July 27, 2018
If traffic was a little lighter in D.C. this morning, commuters can thank Congress. After a round of Thursday votes, House leaders turned out the lights and headed back to their districts until Labor Day. For at least one chamber, the summer recess is here. And while today's members are jetting off to campaign, the August break wasn't always about elections. It was about the heat. Before 1928, there wasn't air conditioning in the Capitol. The House chamber was "windowless, airless, and so oppressive" that people collapsed. When the ventilation system was finally installed, the Carrier Air Conditioning Company predicted that "Congress may voluntarily remain in session throughout the summer!" They were wrong.
This summer, though, at least one side of the Capitol will be working overtime. According to Pew Research, it's been decades since the Senate gave up this much of its August holiday. The decision, made by Majority Leader Mitch McConnell (R-Ky.), means that Congress is scheduled to be in session for more days than the average since 1971. And Republicans are making the most of it.
Spending bills, judges, and dozens of other nominations are on McConnell's plate for August. And while former House Speaker John Garner once said, "No good legislation comes out of Washington after June," this leadership team is trying to prove him wrong. Before the House skipped town, it set up the Senate for the earliest passage of the National Defense Authorization Act (NDAA) since Jimmy Carter. "I was actually in the first grade the last time we passed a defense authorization bill this fast," House Speaker Paul Ryan (R-Wisc.) joked to reporters this week. Although the NDAA is already in a class of its own -- passing 57 straight years – it hasn't made it through Congress this fast in decades. If the Senate gives the green light to the conference report when it's back in town the first full week of August, House Armed Services Chair Mac Thornberry (R-Texas) says "it will be the quickest the process has finished in 41 years."
To the cheers of everyone at the Defense Department, the military will be on track to get a pay raise -- the largest in nine years -- 15,000 more troops, and new ships, submarines, planes, and weapons. After Barack Obama, who scaled back so much that pilots were scavenging museums for jet parts, this year's budget will begin in earnest the long process of rebuilding America's fighting force.
So far, the provision getting the most attention may be the bill's temporary ban on F-35 fighter sales to Turkey. With Turkey acting like anything but a NATO ally -- obtaining weapon systems from Russia, imprisoning an American pastor, Andrew Brunson -- Congress is doing everything it can to turn up the heat on President Erdogan. According to the conference report, the deal would be on hold until the Pentagon and State Department issue a report on U.S.-Turkish relations. Another part of the bill makes an outright call for Brunson's freedom, demanding that Erdogan "release wrongly detained U.S. citizens."
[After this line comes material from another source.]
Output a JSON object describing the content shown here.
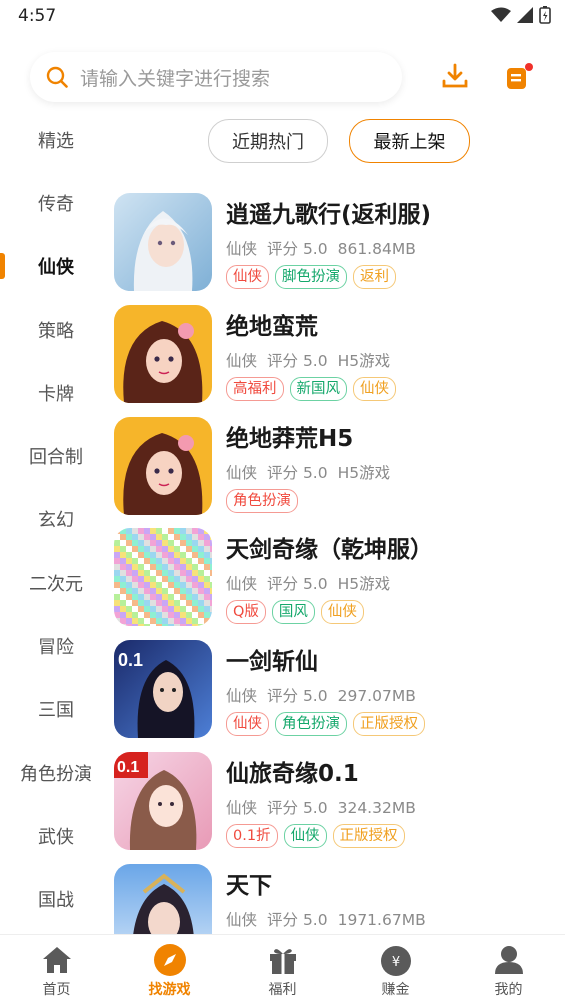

Meanwhile, the NDAA isn't the only evidence that Congress is plowing through spending proposals faster than normal. Every single appropriations bill has made it through committee in the House, and while some may not pass in time to beat the September 30 deadline, most will. (Of course, both chambers had plenty of motivation after March when President Trump vowed he'd never sign another omnibus.) Two of those spending bills, Homeland Security and Financial Services, also happen to include important pro-life amendments. Before the House adjourned, it wrapped up committee work on the DHS budget, which -- thanks to Rep. Robert Aderholt (R-Ala.) -- includes a provision that would stop the government (and taxpayers) from facilitating abortions for women in immigration detention centers (in most situations).
After the Jane Doe tragedy, when the ACLU pressured a teenager in custody to get an abortion, there's been a growing concern that extremists would try to turn the U.S. into a sanctuary country for abortion. Republicans did their best to put the brakes on that push, approving Aderholt's amendment 30-20. Just as importantly, it gives conscience protections to Immigration and Custom Enforcement (ICE) employees who object to abortion.
Over in the House's Financial Services-Interior debate, Rep. Gary Palmer (R-Ala.) stepped in to stop another bad idea in the city of D.C. Although Congress repealed the individual mandate in Obamacare, D.C. tried to recreate it at the end of June by ordering residents to buy health insurance -- and not just any insurance, but plans that include abortion on demand. Under the Palmer amendment, which passed, Americans in the District wouldn't be forced to pay for health coverage that takes an innocent life.
For more on what took place this week here in our nation's capital, as well as headlines from across the country, check out my interview with CBN earlier today.
** The Washington Update is taking its regular August break, but we'll keep you informed of important developments in the Senate and elsewhere in our alerts. You can also keep up with what's happening by tuning into "Washington Watch" Monday through Friday at 5:00 p.m. (ET). For station listing, visit TonyPerkins.com -- or, better yet, download FRC's Stand Firm App and listen live from anywhere. The daily Update will return after Labor Day. **
Tony Perkins' Washington Update is written with the aid of FRC senior writers.